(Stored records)
▼▼▼

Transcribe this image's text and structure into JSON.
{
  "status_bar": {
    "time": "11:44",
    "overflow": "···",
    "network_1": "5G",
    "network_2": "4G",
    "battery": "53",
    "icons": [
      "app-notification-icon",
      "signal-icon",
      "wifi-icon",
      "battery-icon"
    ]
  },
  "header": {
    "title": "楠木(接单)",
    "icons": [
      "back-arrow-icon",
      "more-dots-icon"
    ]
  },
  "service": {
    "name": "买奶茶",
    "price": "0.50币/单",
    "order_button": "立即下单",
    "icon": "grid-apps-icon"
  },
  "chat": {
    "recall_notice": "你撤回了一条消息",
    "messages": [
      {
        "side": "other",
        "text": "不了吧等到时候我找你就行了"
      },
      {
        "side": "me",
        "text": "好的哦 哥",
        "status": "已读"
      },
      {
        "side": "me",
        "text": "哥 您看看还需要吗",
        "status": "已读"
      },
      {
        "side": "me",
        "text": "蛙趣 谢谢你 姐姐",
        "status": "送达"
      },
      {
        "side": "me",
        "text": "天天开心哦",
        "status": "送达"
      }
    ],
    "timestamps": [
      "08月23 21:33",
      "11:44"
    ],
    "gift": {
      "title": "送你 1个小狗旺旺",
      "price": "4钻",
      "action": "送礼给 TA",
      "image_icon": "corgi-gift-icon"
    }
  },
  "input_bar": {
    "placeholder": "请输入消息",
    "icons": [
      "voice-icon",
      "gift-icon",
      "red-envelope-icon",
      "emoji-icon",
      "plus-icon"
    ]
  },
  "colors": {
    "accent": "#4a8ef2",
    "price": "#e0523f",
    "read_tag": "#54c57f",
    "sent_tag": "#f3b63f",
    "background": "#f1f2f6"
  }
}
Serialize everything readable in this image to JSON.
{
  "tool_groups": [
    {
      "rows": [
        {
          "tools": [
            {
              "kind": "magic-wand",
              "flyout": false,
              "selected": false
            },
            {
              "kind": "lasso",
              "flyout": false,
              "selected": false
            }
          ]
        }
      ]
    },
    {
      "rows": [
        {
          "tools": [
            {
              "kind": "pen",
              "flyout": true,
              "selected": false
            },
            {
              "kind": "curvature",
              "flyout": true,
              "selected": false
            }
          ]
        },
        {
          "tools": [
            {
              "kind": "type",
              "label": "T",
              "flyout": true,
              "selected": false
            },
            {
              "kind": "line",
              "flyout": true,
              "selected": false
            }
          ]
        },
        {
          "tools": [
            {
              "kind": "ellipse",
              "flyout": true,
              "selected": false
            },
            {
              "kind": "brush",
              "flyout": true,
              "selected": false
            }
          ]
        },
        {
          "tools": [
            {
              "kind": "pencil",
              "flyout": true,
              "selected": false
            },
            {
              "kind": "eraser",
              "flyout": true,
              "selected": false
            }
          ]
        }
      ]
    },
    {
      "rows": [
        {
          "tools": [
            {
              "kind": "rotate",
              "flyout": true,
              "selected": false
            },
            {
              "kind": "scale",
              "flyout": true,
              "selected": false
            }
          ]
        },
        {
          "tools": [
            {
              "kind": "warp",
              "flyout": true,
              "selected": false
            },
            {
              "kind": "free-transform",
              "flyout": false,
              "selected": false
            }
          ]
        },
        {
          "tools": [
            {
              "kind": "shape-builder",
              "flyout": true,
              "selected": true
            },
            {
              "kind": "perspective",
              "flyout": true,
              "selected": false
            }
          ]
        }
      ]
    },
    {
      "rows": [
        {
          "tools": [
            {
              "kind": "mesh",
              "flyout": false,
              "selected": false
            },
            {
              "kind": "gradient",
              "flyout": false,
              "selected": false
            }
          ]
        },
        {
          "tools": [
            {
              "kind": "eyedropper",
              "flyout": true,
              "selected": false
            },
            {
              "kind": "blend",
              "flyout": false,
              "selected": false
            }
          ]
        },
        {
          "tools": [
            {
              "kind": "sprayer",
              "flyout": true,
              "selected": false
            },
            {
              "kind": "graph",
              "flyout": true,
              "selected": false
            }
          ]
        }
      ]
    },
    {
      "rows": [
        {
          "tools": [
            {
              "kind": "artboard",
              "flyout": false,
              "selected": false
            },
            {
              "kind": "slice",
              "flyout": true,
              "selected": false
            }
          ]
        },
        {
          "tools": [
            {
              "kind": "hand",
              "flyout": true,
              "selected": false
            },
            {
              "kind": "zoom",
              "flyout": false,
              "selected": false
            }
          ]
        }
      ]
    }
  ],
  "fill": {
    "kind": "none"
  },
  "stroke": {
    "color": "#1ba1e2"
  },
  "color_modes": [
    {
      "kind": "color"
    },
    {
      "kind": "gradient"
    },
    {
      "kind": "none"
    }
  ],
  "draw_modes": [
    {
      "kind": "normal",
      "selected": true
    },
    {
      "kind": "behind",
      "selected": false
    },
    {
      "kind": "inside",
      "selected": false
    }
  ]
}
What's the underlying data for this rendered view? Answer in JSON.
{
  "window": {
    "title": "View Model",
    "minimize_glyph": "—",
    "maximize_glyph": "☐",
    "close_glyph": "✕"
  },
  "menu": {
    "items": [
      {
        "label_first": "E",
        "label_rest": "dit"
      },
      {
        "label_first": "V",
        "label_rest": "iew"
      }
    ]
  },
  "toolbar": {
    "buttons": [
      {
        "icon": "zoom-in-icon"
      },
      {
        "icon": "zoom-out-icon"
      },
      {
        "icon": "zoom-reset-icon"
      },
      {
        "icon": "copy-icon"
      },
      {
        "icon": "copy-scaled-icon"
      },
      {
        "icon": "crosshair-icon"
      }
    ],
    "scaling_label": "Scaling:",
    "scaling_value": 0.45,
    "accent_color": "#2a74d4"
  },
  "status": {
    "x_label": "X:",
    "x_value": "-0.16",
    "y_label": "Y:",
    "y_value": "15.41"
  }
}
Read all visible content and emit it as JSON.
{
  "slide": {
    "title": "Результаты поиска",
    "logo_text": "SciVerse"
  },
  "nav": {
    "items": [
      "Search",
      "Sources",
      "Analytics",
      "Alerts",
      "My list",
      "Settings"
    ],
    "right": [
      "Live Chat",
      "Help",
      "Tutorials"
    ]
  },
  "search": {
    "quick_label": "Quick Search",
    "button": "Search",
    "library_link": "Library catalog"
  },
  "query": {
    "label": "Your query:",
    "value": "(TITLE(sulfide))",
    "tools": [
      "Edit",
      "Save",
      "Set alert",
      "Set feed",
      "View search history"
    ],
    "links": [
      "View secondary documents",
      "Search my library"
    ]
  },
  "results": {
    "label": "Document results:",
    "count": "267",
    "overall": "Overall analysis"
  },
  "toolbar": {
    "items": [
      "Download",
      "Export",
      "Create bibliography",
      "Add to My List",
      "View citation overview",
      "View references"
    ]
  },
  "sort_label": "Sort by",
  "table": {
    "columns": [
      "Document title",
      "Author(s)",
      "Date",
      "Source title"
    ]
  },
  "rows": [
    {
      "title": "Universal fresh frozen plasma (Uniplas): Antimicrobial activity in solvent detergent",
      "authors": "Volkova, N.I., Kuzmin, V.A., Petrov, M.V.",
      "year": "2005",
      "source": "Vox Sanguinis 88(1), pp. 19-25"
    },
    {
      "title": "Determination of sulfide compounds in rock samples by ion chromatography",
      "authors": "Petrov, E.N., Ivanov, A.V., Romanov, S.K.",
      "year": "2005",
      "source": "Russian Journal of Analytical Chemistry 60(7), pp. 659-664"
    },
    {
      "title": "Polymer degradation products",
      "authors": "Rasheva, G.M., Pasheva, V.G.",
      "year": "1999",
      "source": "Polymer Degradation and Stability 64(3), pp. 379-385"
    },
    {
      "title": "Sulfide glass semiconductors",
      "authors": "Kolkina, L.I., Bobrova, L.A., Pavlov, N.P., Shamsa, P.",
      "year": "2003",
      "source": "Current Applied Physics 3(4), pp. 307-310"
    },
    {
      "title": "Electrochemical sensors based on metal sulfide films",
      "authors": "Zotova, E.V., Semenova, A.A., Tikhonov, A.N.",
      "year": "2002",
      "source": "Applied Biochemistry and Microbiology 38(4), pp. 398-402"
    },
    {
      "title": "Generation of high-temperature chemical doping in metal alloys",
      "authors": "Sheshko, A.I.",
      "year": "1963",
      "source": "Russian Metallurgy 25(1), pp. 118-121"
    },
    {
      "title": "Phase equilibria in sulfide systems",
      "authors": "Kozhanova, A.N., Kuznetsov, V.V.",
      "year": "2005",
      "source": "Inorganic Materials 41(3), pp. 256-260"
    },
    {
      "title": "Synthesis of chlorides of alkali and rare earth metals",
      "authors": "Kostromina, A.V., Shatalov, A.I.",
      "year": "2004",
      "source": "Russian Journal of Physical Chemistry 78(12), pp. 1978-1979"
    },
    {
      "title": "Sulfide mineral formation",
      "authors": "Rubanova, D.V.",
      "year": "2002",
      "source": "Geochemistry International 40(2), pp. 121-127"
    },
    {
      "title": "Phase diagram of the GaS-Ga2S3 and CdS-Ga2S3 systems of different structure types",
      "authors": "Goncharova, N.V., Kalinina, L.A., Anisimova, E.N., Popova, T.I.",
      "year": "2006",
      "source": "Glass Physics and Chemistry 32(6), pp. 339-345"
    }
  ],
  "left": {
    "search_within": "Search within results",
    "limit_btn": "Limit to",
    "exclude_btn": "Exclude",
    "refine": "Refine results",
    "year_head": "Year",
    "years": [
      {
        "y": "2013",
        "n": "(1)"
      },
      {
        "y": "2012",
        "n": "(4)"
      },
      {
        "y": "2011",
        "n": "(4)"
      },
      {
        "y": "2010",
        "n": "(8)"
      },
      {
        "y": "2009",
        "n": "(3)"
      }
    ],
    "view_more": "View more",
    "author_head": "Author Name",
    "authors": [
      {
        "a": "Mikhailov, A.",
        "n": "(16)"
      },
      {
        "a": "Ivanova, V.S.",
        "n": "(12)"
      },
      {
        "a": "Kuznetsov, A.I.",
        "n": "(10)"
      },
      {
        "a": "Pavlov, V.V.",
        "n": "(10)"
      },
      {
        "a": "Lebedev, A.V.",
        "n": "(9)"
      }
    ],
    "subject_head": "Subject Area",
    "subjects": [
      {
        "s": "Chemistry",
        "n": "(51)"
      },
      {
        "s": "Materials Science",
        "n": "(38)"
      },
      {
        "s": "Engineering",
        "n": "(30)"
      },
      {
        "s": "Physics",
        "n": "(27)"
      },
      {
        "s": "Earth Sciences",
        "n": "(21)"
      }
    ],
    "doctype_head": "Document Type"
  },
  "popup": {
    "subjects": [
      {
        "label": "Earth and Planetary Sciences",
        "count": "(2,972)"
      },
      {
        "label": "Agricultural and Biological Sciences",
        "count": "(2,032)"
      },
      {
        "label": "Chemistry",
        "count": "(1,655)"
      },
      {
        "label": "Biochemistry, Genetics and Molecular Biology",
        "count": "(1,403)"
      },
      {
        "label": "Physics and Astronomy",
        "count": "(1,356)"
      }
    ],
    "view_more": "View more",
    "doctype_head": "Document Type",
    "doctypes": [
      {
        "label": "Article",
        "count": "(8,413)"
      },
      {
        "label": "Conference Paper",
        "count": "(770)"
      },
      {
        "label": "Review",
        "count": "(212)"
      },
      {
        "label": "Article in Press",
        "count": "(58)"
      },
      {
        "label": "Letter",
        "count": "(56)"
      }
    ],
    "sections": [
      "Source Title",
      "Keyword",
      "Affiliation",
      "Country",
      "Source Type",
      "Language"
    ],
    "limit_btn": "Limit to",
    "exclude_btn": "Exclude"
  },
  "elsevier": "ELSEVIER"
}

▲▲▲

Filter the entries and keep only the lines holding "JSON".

Solution:
Transcribe this image's text and structure into JSON.
Serialize everything readable in this image to JSON.
What's the underlying data for this rendered view? Answer in JSON.
Read all visible content and emit it as JSON.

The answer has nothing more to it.